# WORK ORDER:
Keeping each line exactly as it is, output all of the records.

= Beginning of Section =

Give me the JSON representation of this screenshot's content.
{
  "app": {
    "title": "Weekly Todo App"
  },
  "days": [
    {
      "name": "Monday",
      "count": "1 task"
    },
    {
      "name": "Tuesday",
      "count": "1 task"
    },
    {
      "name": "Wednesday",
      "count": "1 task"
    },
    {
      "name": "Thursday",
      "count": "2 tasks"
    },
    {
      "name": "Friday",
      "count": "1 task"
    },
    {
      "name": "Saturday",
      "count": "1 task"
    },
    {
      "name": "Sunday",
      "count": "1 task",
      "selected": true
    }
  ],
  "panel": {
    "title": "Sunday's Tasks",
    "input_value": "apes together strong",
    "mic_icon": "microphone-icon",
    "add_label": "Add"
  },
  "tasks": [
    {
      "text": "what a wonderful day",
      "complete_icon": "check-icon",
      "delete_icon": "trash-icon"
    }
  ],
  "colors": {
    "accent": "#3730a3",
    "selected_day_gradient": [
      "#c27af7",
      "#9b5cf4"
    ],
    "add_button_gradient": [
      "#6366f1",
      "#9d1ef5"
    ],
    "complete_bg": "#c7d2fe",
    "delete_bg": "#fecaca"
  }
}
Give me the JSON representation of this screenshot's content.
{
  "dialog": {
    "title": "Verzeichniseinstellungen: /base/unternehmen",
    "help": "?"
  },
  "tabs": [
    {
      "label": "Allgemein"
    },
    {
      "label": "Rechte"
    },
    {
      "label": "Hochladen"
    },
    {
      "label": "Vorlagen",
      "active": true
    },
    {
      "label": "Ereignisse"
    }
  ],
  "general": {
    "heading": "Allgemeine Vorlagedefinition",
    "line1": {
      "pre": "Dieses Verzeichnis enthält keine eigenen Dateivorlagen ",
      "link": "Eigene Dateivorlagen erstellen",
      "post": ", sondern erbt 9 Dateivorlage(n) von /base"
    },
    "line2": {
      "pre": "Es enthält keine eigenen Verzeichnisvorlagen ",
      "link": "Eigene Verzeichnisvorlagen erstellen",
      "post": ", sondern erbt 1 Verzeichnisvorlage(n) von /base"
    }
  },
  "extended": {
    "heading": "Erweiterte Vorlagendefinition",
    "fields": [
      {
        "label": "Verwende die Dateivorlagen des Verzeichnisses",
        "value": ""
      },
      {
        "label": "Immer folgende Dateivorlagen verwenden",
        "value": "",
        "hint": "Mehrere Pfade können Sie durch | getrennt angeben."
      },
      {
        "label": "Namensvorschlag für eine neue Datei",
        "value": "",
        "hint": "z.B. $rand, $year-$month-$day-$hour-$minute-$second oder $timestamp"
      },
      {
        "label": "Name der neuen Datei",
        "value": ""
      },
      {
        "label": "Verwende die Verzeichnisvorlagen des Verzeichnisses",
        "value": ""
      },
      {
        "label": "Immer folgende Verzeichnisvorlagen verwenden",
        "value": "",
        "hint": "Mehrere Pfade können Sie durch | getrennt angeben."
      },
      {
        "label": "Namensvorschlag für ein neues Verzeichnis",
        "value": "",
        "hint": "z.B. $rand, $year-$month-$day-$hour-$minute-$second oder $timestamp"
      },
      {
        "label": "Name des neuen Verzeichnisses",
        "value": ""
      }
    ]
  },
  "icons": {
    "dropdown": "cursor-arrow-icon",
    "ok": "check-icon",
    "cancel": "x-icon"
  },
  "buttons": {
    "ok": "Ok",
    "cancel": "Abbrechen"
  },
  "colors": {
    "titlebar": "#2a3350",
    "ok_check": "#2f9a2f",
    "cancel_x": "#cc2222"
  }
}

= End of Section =

# YOUR RESPONSE:
Give me the JSON representation of this screenshot's content.
{
  "app": {
    "title": "Weekly Todo App"
  },
  "days": [
    {
      "name": "Monday",
      "count": "1 task"
    },
    {
      "name": "Tuesday",
      "count": "1 task"
    },
    {
      "name": "Wednesday",
      "count": "1 task"
    },
    {
      "name": "Thursday",
      "count": "2 tasks"
    },
    {
      "name": "Friday",
      "count": "1 task"
    },
    {
      "name": "Saturday",
      "count": "1 task"
    },
    {
      "name": "Sunday",
      "count": "1 task",
      "selected": true
    }
  ],
  "panel": {
    "title": "Sunday's Tasks",
    "input_value": "apes together strong",
    "mic_icon": "microphone-icon",
    "add_label": "Add"
  },
  "tasks": [
    {
      "text": "what a wonderful day",
      "complete_icon": "check-icon",
      "delete_icon": "trash-icon"
    }
  ],
  "colors": {
    "accent": "#3730a3",
    "selected_day_gradient": [
      "#c27af7",
      "#9b5cf4"
    ],
    "add_button_gradient": [
      "#6366f1",
      "#9d1ef5"
    ],
    "complete_bg": "#c7d2fe",
    "delete_bg": "#fecaca"
  }
}
Give me the JSON representation of this screenshot's content.
{
  "dialog": {
    "title": "Verzeichniseinstellungen: /base/unternehmen",
    "help": "?"
  },
  "tabs": [
    {
      "label": "Allgemein"
    },
    {
      "label": "Rechte"
    },
    {
      "label": "Hochladen"
    },
    {
      "label": "Vorlagen",
      "active": true
    },
    {
      "label": "Ereignisse"
    }
  ],
  "general": {
    "heading": "Allgemeine Vorlagedefinition",
    "line1": {
      "pre": "Dieses Verzeichnis enthält keine eigenen Dateivorlagen ",
      "link": "Eigene Dateivorlagen erstellen",
      "post": ", sondern erbt 9 Dateivorlage(n) von /base"
    },
    "line2": {
      "pre": "Es enthält keine eigenen Verzeichnisvorlagen ",
      "link": "Eigene Verzeichnisvorlagen erstellen",
      "post": ", sondern erbt 1 Verzeichnisvorlage(n) von /base"
    }
  },
  "extended": {
    "heading": "Erweiterte Vorlagendefinition",
    "fields": [
      {
        "label": "Verwende die Dateivorlagen des Verzeichnisses",
        "value": ""
      },
      {
        "label": "Immer folgende Dateivorlagen verwenden",
        "value": "",
        "hint": "Mehrere Pfade können Sie durch | getrennt angeben."
      },
      {
        "label": "Namensvorschlag für eine neue Datei",
        "value": "",
        "hint": "z.B. $rand, $year-$month-$day-$hour-$minute-$second oder $timestamp"
      },
      {
        "label": "Name der neuen Datei",
        "value": ""
      },
      {
        "label": "Verwende die Verzeichnisvorlagen des Verzeichnisses",
        "value": ""
      },
      {
        "label": "Immer folgende Verzeichnisvorlagen verwenden",
        "value": "",
        "hint": "Mehrere Pfade können Sie durch | getrennt angeben."
      },
      {
        "label": "Namensvorschlag für ein neues Verzeichnis",
        "value": "",
        "hint": "z.B. $rand, $year-$month-$day-$hour-$minute-$second oder $timestamp"
      },
      {
        "label": "Name des neuen Verzeichnisses",
        "value": ""
      }
    ]
  },
  "icons": {
    "dropdown": "cursor-arrow-icon",
    "ok": "check-icon",
    "cancel": "x-icon"
  },
  "buttons": {
    "ok": "Ok",
    "cancel": "Abbrechen"
  },
  "colors": {
    "titlebar": "#2a3350",
    "ok_check": "#2f9a2f",
    "cancel_x": "#cc2222"
  }
}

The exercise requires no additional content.